146.59 "Take the steps necessary to protect lesbian, gay, bisexuals, Transgender and intersection persons from violence and discrimination on the basis of their sexual orientation and gender identity".
146.60 "Ensure that victims of discrimination and violence based on sexual orientation and gender identity has access to rehabilitation and remedy and that all perpetrators are punished".
146.61 "Take measures to fight against violence and discrimination based on sexual orientation and gender identity."
146.62 "Continue promoting gender equality through specific laws, plans and programs".
146.63 "Continue to implement the discrimination reporting system in order to tackle stigmatization and discrimination of the most vulnerable groups"
146.64 "Continue promoting economic and social sustainable development in order to lay a solid foundation for the enjoyment of human rights"

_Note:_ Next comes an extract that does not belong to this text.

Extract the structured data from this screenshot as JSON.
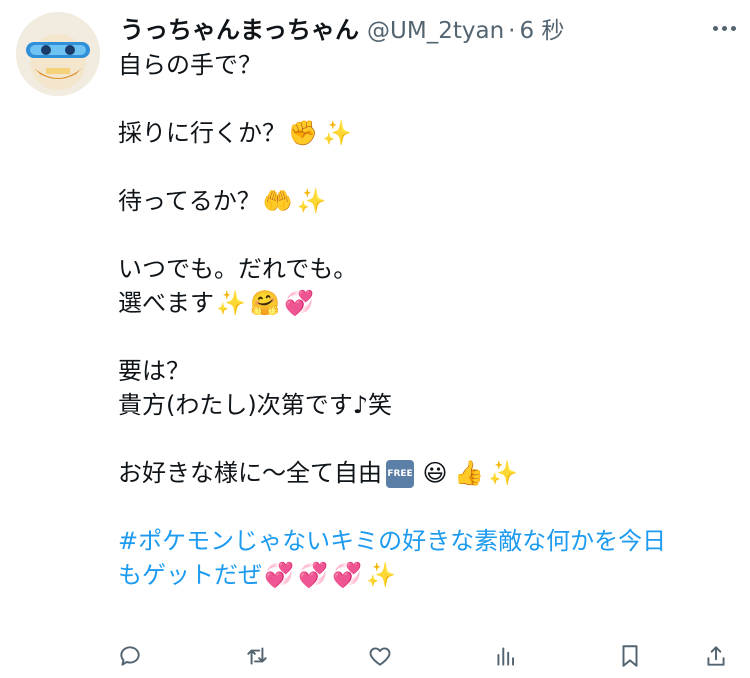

146.65 "Expedite the development of a concrete national implementation framework on human rights."
What is the UPR?
The Universal Periodic Review (UPR) is a special process which involves a periodic review of the human rights records of all 193 UN Member States. The UPR is an innovation of the Human Rights Council which is based on equal treatment for all countries. It provides an opportunity for all States to declare what actions they have taken to improve the human rights situations in their countries and to overcome challenges to the enjoyment of human rights. The UPR also includes a sharing of best human rights practices around the globe (UNHRC,n.d.).
Will the new LGBTIQ law protect lesbian, gay, bisexuals, Transgender and intersection persons from violence and discrimination on the basis of their sexual orientation and gender identity or it will deepen the already widespread resentment against these group of people? How will the new law be compatible and accommodative of united nation's human rights laws and conventions, of which Ghana is a party to?
What are the values and aspirations of Ghanaians according to Francis Xavier Sosu, MP? Is the Ghanaian aspiration only to see the persecution of a minority group whose activities goes against the values and culture of the people? Is the Ghanaian aspiration only relegated to corruption,poor economic conditions, unemployment, poor health systems, lack of good roads and poor living conditions?
It appears Ghana is not ready to have a real conversation on the LGBTIQ concept in view of the growing economic hardships and structural challenges that currently risk the future of the country.